A Description of Horizontal Web Page Menus for Hyperlinks
Commercial Horizontal Web Page Menus – Part 1
A web page, horizontal menu is a menu in which, the menu items are in a horizontal bar. This is an article series in which I describe the creation of a main menu with optional sub menus. The main menu is a horizontal bar and the sub menus are also horizontal bars. The menu items are hyperlinks. When you click a hyperlink, the browser takes you to another web page.
Note: If you cannot see the code or if you think anything is missing in this article (broken link, image absent), just contact me at firstname.lastname@example.org. That is, contact me for the slightest problem you have about what you are reading.
– The menu items are text hyperlinks and are not underline initially.
– When the mouse pointer goes over a menu item, it becomes underlined, and its background color or image changes. If the menu item has sub menus, you see its sub menu (with menu items) in a horizontal bar just below it.
– There is a main menu (horizontal bar) that is always displayed. The menu items in the main menu or sub menus are evenly spaced.
– Clicking a menu item takes you to a different page.
– More than one sub menus can be opened leading to a set of menu rows.
– When the user clicks anywhere in the menu but not on a menu item, the menu bars disappear leaving only the main menu bar.
So each menu item in the main menu can lead to a tree of menu items since a sub menu can be opened from any menu item.
In this section, I give you one way of implementing the above user description.
– The main menu is contained in an HTML Table element. This table element has one row initially. The row has just one table cell.
– The cell of the above row has the main menu items.
– Each menu item is a hyperlink.
– Each menu item has an onmouseover and an onmouseout event.
– Each opened tree of menu items has one root, which is a main menu item in the first row. Only one tree with one root can be opened at anytime.
– The menu items of the main menu or sub menus are separated by equal number of the space characters ( ).
– When a sub menu is needed, a row of one cell in the HTML table is created, to house the sub menu.

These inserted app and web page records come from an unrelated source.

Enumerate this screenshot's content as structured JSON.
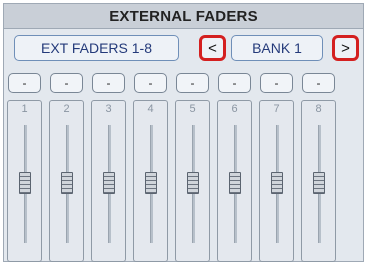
{
  "title": "EXTERNAL FADERS",
  "header": {
    "fader_range": "EXT FADERS 1-8",
    "prev_label": "<",
    "bank": "BANK 1",
    "next_label": ">"
  },
  "channels": [
    {
      "button": "-",
      "number": "1"
    },
    {
      "button": "-",
      "number": "2"
    },
    {
      "button": "-",
      "number": "3"
    },
    {
      "button": "-",
      "number": "4"
    },
    {
      "button": "-",
      "number": "5"
    },
    {
      "button": "-",
      "number": "6"
    },
    {
      "button": "-",
      "number": "7"
    },
    {
      "button": "-",
      "number": "8"
    }
  ],
  "colors": {
    "highlight": "#d42020",
    "label_text": "#243a7a"
  }
}
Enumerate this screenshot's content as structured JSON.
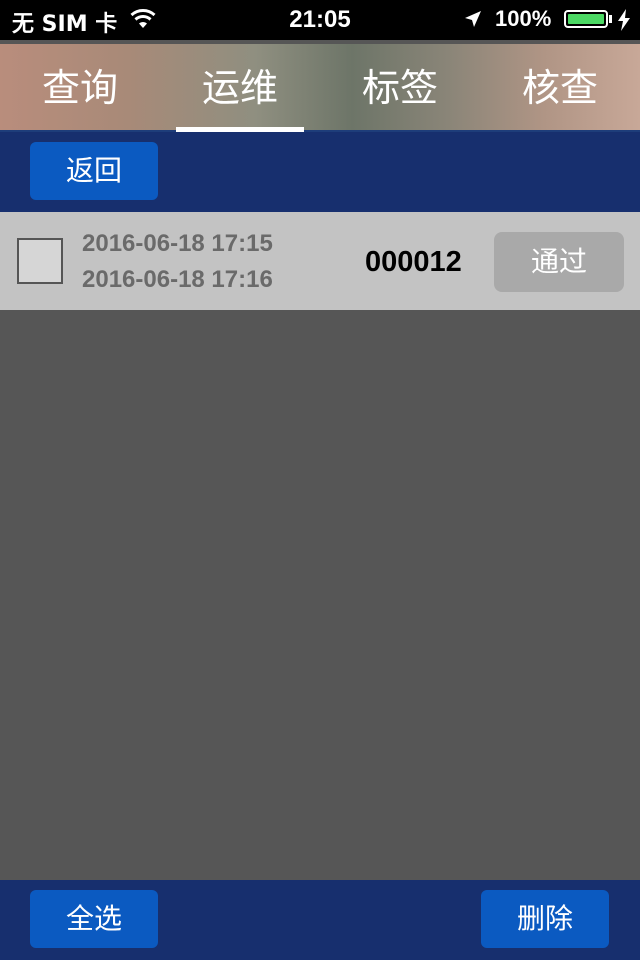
{
  "status_bar": {
    "carrier": "无 SIM 卡",
    "time": "21:05",
    "battery": "100%",
    "icons": [
      "wifi-icon",
      "location-arrow-icon",
      "battery-icon",
      "charging-bolt-icon"
    ]
  },
  "tabs": [
    {
      "label": "查询",
      "active": false
    },
    {
      "label": "运维",
      "active": true
    },
    {
      "label": "标签",
      "active": false
    },
    {
      "label": "核查",
      "active": false
    }
  ],
  "toolbar": {
    "back_label": "返回"
  },
  "list": {
    "items": [
      {
        "time_start": "2016-06-18 17:15",
        "time_end": "2016-06-18 17:16",
        "code": "000012",
        "action_label": "通过",
        "checked": false
      }
    ]
  },
  "bottom_bar": {
    "select_all_label": "全选",
    "delete_label": "删除"
  },
  "colors": {
    "nav_blue": "#172f6e",
    "button_blue": "#0b5ac1",
    "row_bg": "#c3c3c3",
    "content_bg": "#565656",
    "battery_green": "#4cd964"
  }
}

– The HTML table has an onclick event, whose function removes the table rows for the sub menus, leaving you only with the first (main menu) row. It would be nice to have an onmouseout event for the Table that will cause the rows to be removed. However, the onmouseout event behaves sometimes like an unmousemove event. This would lead to a complicated code. So I use the Table onclick event.
– Each sub menu consists of menu items in the one cell of a row created.
– The sub menu items, like those of the main menu are separated by equal number of the space characters.
– When a sub menu item is required, an additional row with one cell is created in the table and fed with menu items obtained from the multi-dimensional array.
Main Menu and Sub Menus
The main menu and sub menus are in one HTML Table. The main menu is in the first table row having one cell. Whenever a sub menu is needed, a row of one cell is created in this table to house the sub menu items. When the web page is loaded, only the main menu (in one row) is initially displayed. The main menu is not supposed to overlap any web page content.
With the description given so far, when a sub menu appears, the content of the web page below the main menu would shift downward, to make space for the added row. This is not what is required; any added row should overlap the web page region it has to occupy. How do you achieve this? You can achieve this by putting the Table in an HTML DIV element. The Table in the DIV element is given a CSS absolute position property with a high z-index. In this way, its added rows will overlap the web page region they were to occupy. Still, with this modification, the DIV element may collapse, and the main menu would overlap some web page content. To prevent the DIV element from collapsing, just type a single space character ( ) in it. From a practical point of view, the main menu would overlap the horizontal space (the height of) of this single space character and not any (useful) web page content.
CSS is used for the non-underlining and underlining of hyperlinks and the changing of their text colors.
Here is the description of the example we shall use in this series. It is simple. You have a main menu with 4 items. You have two levels of sub menus. Each sub menu has 4 items. The second and third item of the main menu, each produces a sub menu. The second and third item of each second sub menu produces a sub menu. Since there are only two levels of sub menus, you can have a maximum of three horizontal bars on the screen: the main menu and two sub menus. Any third level sub menu here, does not produce a sub menu, because it will not be design to have a menu item that can produce a sub menu.
Each menu item (hyperlink) has a small “repeating” background image that changes on mouse over, to another “repeating” background image, and then goes back to the original background image on mouse out.
I am not selling the code of this article. It is free. I will give you a link to download it at the end of the series. You can modify the code and sell it to web designers. The main thing the web designer has to do is to feed the href value and link content for each menu item to a multidimensional array you will easily show him how to create; after learning from my blog and this series.
We have got a good description of horizontal web page menus. Let us stop here and continue in the next part of the series, with the details.
To arrive at any of the parts of this series, just type the corresponding title below in the Search Box of this page and click Search (use menu if available):
A Description of Horizontal Web Page Menus for Hyperlinks
A Multidimensional Array for Horizontal Web Page Menus
Code Explanation for Commercial Horizontal Web Page Menus
Commercial Aspects for Horizontal Web Page Menus